»»

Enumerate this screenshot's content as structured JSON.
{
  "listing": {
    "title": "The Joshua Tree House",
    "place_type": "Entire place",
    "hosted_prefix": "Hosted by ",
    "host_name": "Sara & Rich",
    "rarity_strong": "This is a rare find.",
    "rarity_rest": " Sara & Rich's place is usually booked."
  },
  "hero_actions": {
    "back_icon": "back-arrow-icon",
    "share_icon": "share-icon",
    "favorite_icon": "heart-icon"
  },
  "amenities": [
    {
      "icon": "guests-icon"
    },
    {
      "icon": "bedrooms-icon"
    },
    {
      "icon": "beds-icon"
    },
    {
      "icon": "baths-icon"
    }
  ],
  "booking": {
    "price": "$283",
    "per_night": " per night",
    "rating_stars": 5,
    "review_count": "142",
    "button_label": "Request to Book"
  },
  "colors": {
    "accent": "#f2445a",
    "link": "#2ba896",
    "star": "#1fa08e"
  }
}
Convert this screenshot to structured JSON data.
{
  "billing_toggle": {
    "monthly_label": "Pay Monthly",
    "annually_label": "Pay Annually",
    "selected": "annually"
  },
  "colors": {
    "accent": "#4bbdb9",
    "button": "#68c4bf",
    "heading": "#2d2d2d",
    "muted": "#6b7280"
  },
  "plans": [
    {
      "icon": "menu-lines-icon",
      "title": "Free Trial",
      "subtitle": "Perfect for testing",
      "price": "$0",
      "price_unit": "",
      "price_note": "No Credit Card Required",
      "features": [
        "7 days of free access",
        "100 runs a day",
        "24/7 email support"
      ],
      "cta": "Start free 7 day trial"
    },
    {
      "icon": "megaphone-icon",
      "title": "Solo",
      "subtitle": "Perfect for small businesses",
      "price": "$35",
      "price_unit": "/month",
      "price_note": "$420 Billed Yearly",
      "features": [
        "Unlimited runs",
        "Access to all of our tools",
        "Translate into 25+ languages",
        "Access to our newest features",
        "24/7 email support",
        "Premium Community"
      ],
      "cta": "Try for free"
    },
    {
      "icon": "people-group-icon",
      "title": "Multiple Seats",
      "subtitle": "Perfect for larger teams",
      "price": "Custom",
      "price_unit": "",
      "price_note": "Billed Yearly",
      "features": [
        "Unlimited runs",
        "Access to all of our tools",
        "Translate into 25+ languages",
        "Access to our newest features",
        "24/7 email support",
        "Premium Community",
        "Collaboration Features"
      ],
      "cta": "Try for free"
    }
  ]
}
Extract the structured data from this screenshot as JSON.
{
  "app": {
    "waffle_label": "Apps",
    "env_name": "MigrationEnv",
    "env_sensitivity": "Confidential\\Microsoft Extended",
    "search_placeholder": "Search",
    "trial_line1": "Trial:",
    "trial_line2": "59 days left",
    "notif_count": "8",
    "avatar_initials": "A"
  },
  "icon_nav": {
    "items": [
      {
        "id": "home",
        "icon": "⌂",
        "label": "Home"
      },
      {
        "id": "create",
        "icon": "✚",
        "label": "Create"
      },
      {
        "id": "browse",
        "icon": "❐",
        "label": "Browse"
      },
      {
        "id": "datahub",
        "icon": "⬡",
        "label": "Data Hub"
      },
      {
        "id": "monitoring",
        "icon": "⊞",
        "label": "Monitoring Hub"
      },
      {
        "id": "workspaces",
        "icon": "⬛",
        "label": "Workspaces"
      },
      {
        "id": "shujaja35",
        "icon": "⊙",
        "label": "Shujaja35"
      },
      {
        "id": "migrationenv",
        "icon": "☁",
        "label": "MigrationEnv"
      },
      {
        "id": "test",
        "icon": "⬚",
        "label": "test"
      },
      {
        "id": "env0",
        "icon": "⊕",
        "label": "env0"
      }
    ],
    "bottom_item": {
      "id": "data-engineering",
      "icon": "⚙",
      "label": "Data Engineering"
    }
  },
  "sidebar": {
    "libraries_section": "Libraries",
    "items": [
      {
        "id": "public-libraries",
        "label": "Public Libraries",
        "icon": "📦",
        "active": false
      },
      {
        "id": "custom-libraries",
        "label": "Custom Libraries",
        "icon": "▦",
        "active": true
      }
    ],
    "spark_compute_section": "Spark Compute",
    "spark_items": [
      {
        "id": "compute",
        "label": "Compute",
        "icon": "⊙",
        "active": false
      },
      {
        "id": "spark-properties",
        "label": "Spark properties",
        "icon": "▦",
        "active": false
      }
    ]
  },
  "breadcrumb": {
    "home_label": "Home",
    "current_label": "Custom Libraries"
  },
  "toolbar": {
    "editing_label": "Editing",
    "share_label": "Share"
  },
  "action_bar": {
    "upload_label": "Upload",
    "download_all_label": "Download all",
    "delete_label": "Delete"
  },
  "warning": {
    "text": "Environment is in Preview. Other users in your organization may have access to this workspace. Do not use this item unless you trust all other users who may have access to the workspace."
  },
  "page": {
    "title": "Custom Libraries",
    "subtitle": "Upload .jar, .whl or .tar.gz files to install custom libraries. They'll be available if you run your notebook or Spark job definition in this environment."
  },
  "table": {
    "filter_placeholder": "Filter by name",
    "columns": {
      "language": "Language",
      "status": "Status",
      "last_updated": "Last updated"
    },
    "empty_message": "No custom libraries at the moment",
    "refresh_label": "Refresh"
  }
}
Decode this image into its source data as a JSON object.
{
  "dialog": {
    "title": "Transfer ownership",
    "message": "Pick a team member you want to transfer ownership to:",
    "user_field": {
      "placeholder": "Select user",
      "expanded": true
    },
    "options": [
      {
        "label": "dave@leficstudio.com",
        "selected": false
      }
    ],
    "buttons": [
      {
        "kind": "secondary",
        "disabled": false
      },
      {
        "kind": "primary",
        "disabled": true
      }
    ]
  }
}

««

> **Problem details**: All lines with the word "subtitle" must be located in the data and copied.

> **Solution for this task**:
      "subtitle": "Perfect for testing",
      "subtitle": "Perfect for small businesses",
      "subtitle": "Perfect for larger teams",
    "subtitle": "Upload .jar, .whl or .tar.gz files to install custom libraries. They'll be available if you run your notebook or Spark job definition in this environment."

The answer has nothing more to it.